> _Problem details_: Find and copy each line of the records where the string "this" shows up.

> _Excerpted data_:
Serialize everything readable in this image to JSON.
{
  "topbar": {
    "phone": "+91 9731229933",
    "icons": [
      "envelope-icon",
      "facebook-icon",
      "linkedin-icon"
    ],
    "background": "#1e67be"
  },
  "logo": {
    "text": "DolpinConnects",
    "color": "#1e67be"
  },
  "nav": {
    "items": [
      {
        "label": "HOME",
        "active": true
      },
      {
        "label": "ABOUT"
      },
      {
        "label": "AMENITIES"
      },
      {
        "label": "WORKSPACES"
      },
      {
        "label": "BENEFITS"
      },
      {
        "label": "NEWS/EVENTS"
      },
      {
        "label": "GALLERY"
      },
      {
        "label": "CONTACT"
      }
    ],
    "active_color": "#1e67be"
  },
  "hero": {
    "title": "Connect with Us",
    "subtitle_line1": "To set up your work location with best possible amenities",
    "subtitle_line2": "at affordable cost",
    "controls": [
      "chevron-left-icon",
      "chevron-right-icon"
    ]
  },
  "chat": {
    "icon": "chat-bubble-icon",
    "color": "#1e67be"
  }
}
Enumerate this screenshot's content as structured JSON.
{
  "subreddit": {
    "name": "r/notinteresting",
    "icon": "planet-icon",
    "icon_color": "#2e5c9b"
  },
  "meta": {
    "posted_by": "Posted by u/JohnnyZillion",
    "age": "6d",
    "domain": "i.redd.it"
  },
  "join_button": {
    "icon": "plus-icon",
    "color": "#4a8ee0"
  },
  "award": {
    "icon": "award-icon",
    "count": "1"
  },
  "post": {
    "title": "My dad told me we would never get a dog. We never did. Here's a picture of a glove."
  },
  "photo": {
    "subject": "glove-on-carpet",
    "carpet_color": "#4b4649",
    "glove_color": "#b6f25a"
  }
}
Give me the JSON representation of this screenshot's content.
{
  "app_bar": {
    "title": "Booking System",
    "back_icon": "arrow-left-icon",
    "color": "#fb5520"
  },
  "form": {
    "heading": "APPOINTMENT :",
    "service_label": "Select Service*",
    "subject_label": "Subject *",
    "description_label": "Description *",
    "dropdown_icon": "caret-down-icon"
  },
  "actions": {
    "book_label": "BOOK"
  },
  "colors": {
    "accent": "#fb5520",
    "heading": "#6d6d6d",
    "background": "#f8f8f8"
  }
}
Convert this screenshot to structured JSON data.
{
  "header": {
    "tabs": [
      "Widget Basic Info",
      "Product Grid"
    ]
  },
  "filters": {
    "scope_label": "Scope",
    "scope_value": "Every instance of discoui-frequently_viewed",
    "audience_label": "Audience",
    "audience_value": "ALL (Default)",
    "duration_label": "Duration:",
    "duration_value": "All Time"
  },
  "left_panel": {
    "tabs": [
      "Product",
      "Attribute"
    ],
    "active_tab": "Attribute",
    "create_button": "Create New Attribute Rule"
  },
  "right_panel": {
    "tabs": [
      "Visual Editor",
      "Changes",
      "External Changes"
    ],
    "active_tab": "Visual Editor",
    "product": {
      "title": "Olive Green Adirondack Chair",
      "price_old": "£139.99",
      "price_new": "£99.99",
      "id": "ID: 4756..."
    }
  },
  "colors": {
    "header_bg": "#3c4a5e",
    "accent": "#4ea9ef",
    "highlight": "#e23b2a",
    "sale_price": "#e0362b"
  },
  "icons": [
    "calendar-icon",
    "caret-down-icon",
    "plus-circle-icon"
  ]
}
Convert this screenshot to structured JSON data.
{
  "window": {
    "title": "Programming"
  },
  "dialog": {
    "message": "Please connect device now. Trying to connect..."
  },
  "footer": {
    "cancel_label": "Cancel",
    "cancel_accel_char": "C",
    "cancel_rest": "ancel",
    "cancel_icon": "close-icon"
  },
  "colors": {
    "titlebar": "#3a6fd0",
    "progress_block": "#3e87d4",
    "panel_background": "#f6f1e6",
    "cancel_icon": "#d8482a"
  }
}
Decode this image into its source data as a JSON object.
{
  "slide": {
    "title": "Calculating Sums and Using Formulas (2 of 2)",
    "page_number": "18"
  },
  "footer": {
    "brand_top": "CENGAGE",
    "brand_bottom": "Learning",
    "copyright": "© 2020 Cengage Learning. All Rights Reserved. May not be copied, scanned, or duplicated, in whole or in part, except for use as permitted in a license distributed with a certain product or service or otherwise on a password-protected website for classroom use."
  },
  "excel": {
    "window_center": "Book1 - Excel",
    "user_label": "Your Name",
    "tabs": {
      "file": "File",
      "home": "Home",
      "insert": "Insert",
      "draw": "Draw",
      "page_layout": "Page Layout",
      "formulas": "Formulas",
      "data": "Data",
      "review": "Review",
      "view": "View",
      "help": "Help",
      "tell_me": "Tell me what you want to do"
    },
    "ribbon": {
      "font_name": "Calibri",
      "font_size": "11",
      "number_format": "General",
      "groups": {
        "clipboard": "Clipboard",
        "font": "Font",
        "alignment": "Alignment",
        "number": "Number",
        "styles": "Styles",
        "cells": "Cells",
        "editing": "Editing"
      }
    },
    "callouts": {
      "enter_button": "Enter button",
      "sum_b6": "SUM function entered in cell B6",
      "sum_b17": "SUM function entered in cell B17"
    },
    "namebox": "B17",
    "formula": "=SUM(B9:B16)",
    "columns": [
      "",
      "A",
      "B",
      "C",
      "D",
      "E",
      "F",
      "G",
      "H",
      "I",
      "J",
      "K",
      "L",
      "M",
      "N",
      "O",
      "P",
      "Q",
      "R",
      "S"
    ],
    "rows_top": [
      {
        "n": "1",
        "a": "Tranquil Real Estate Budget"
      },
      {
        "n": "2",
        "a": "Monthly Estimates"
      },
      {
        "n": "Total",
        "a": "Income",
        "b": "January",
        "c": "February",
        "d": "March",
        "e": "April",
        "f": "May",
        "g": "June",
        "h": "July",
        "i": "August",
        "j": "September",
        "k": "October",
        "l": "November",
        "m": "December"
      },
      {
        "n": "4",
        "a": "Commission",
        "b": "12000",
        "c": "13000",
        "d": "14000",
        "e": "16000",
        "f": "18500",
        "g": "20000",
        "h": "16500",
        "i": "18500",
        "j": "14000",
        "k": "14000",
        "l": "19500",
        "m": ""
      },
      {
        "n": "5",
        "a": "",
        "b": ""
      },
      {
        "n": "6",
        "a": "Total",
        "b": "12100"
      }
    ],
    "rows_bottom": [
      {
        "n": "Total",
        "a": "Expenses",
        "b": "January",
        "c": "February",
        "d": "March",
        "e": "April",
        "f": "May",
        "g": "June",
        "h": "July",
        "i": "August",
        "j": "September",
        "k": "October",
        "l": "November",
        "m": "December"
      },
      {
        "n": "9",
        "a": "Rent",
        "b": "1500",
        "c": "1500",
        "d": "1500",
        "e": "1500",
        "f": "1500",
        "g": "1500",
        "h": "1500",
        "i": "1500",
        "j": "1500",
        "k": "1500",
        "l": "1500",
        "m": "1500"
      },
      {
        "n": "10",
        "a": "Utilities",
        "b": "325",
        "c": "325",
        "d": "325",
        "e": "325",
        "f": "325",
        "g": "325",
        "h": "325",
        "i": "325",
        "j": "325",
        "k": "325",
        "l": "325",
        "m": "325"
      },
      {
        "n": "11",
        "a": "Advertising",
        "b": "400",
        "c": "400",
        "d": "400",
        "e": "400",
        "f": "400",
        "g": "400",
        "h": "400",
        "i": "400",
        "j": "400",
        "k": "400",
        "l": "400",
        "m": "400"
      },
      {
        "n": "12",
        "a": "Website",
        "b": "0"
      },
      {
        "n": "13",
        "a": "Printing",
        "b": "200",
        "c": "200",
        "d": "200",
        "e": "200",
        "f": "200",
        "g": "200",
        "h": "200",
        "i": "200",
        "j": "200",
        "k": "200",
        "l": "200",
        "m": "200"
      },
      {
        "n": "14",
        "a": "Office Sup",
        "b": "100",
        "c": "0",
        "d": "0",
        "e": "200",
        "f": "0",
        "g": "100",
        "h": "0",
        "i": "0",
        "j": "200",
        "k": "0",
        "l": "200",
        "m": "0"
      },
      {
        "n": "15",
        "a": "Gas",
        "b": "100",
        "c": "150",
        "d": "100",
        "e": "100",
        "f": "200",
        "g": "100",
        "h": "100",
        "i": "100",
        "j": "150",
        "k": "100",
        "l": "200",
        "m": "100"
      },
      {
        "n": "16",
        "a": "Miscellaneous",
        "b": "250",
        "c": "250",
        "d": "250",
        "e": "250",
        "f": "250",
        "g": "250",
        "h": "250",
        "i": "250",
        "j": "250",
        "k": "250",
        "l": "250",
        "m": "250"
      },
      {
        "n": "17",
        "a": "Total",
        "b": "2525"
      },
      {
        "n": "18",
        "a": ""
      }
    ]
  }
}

> _Exercise answer_:
Serialize everything readable in this image to JSON.
Enumerate this screenshot's content as structured JSON.
Give me the JSON representation of this screenshot's content.
Convert this screenshot to structured JSON data.
Convert this screenshot to structured JSON data.
Decode this image into its source data as a JSON object.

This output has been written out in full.